---- DATA FOR ANALYSIS

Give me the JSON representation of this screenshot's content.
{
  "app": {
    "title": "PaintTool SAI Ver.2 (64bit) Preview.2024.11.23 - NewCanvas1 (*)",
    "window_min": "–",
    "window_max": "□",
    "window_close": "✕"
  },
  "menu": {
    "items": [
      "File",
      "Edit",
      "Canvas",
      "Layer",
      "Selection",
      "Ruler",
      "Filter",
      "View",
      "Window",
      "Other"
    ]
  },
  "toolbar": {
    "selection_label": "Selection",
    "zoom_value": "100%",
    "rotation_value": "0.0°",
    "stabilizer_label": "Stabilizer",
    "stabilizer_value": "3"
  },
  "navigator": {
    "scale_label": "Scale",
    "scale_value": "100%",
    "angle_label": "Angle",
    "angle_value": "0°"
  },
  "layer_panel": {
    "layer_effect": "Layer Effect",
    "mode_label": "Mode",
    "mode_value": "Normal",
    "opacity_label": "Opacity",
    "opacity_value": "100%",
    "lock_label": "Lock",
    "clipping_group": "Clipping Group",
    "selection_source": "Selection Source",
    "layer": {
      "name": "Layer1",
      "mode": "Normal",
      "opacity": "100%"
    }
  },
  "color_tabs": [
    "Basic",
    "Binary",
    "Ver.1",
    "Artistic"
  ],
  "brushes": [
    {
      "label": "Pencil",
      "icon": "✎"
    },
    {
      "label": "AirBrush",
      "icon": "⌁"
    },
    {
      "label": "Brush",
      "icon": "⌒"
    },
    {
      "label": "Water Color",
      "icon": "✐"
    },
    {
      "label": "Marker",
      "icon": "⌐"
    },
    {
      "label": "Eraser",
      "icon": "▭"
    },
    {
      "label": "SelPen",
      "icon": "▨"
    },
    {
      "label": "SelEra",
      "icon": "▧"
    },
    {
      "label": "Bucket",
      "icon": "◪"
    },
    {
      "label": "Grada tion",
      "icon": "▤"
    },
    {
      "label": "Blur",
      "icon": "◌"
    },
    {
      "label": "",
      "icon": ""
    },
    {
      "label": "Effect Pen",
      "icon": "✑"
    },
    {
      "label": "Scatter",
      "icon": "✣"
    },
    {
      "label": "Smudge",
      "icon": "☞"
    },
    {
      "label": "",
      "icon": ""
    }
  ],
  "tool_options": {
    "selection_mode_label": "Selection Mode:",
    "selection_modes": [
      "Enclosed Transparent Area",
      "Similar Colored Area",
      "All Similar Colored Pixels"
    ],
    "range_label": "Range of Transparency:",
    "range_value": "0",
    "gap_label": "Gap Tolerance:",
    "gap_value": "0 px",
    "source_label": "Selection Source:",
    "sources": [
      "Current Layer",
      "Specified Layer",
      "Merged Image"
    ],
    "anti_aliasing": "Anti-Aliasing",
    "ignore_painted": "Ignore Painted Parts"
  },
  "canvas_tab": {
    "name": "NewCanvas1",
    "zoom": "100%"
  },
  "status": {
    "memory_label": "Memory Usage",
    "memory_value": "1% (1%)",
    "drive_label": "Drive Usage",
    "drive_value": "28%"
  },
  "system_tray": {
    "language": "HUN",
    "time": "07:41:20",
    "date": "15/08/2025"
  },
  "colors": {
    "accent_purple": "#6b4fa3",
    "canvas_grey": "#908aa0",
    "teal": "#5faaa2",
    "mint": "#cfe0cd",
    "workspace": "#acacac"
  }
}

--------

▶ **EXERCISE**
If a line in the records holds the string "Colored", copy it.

▶ **SOLUTION FOR THIS PROBLEM**
      "Similar Colored Area",
      "All Similar Colored Pixels"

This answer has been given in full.